What you need to do:
Go through the entries below and copy each line containing the word "this".

== Segment start ==

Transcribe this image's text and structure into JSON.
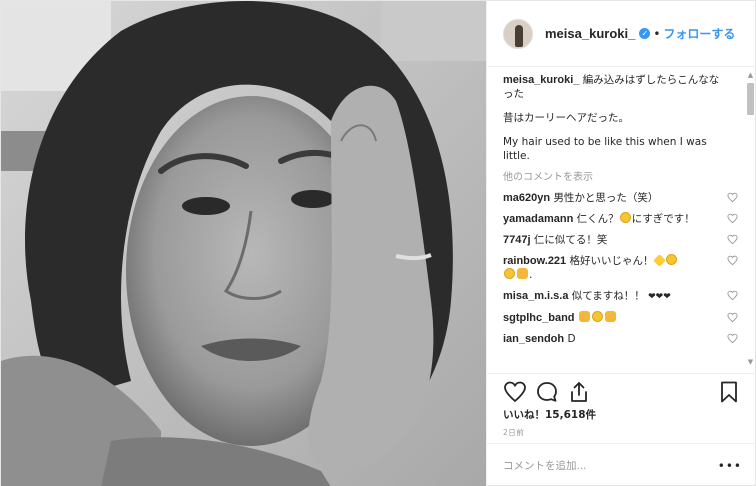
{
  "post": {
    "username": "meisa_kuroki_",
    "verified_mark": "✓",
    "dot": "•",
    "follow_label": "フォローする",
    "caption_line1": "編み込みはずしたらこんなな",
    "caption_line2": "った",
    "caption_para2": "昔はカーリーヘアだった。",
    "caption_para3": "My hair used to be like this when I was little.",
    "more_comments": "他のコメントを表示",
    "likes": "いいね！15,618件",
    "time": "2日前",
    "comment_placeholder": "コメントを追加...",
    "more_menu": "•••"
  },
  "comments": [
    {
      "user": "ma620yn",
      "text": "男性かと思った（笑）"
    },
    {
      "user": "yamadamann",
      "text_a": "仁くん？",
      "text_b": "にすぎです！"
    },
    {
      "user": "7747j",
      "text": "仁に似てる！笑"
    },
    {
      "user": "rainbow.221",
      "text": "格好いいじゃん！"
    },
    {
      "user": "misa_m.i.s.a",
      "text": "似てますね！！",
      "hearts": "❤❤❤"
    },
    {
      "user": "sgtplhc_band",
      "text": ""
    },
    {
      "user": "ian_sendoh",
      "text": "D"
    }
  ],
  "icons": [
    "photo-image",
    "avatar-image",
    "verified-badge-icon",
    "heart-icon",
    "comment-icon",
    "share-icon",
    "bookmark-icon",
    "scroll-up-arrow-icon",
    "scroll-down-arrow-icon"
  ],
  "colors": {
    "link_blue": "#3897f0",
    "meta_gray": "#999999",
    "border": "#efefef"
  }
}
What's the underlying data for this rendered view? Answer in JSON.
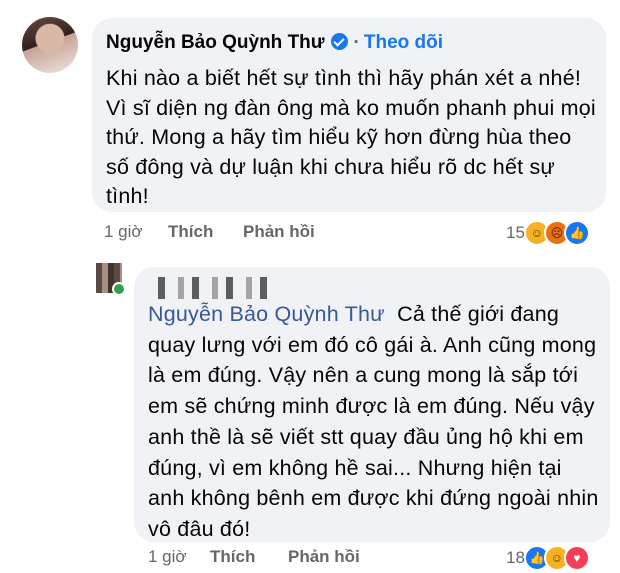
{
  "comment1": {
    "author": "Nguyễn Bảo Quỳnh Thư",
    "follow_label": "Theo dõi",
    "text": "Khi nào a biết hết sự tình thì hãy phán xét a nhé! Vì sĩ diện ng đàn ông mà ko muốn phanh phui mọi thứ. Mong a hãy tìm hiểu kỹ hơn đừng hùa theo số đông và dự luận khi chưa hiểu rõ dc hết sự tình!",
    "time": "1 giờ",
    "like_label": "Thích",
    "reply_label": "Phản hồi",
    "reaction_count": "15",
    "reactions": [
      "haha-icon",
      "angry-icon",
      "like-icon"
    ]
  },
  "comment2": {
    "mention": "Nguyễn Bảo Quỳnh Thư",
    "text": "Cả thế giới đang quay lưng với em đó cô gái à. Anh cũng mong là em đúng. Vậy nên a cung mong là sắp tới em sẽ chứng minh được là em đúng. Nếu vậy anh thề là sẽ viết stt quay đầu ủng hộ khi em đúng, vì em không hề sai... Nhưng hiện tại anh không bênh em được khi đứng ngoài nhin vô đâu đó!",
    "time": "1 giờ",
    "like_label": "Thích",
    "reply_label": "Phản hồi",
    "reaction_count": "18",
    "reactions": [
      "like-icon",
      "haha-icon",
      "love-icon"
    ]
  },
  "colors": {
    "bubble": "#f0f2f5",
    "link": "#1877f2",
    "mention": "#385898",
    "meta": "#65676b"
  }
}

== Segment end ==
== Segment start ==

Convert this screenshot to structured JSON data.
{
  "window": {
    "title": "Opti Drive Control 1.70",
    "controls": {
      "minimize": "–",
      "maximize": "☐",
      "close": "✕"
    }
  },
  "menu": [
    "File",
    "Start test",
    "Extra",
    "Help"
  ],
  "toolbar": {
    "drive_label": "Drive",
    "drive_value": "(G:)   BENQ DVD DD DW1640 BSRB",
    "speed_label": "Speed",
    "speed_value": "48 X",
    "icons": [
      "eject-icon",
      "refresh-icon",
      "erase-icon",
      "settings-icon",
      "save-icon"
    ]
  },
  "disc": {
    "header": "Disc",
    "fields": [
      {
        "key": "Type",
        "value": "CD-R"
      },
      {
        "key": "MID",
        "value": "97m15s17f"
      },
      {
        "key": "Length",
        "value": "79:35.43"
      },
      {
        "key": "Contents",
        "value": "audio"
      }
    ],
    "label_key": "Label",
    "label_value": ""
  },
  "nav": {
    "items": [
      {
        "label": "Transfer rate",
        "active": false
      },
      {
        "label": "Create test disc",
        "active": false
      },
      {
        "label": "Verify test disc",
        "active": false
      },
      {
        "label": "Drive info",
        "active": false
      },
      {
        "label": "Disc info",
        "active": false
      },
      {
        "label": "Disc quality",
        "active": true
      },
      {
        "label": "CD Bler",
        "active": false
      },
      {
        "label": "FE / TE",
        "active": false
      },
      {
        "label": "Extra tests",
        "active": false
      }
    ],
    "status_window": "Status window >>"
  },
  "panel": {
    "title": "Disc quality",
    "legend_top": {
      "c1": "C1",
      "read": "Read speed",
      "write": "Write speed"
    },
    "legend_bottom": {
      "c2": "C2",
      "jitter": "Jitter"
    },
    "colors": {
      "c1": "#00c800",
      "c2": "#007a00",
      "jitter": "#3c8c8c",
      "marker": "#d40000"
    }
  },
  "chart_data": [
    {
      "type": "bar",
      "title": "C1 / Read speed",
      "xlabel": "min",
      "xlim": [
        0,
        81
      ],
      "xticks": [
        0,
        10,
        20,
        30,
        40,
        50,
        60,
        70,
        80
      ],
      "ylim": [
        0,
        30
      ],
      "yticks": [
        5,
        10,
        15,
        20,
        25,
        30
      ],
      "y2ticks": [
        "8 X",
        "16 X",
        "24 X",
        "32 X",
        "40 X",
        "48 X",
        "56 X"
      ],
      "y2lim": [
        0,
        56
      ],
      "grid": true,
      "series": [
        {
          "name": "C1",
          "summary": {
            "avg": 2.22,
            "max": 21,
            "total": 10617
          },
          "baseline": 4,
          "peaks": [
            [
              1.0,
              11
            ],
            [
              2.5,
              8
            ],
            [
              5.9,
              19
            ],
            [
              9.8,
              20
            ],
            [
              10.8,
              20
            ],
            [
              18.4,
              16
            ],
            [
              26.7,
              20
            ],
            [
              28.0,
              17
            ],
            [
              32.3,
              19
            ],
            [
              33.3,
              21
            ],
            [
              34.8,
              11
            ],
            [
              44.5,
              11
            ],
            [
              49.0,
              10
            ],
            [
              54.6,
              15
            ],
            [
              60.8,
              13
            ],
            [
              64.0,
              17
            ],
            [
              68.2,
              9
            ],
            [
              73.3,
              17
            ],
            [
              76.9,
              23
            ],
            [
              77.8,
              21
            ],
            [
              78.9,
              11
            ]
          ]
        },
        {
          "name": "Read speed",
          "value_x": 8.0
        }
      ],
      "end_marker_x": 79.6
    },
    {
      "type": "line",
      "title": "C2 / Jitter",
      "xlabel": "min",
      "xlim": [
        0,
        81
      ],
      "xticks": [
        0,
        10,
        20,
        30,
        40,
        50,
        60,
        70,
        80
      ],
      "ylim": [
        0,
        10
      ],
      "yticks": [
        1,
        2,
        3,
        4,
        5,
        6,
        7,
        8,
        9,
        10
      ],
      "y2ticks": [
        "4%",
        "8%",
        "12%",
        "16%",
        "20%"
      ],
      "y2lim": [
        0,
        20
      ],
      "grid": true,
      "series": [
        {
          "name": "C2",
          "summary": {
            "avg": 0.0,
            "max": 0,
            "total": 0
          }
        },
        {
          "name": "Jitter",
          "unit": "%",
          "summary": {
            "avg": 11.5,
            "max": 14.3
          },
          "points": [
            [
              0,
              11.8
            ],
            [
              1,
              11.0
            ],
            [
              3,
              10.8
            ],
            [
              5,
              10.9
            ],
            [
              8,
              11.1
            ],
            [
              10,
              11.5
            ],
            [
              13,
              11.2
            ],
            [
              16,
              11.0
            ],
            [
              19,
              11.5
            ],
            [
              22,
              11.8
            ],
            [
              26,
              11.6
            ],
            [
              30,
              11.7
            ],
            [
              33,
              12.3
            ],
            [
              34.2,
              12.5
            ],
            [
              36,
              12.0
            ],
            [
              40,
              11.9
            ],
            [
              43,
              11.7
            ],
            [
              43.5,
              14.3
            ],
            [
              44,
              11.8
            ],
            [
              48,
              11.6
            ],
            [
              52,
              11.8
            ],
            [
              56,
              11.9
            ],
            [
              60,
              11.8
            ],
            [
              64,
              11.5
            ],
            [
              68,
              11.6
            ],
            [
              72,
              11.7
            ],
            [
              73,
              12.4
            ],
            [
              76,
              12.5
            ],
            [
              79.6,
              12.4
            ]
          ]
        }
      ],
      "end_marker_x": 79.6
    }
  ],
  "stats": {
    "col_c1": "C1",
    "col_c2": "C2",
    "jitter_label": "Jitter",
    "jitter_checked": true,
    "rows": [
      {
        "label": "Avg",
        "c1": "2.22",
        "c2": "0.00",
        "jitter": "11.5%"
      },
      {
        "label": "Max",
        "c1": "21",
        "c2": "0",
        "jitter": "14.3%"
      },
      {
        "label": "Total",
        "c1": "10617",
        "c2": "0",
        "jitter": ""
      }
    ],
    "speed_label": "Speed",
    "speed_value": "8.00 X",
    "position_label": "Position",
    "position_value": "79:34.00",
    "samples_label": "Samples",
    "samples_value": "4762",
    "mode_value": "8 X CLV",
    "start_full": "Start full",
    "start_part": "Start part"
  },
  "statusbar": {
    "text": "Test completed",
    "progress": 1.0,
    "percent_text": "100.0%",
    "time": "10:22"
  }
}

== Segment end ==

Response below:
Transcribe this image's text and structure into JSON.
    "caption_para3": "My hair used to be like this when I was little.",
What's the underlying data for this rendered view? Answer in JSON.
Convert this screenshot to structured JSON data.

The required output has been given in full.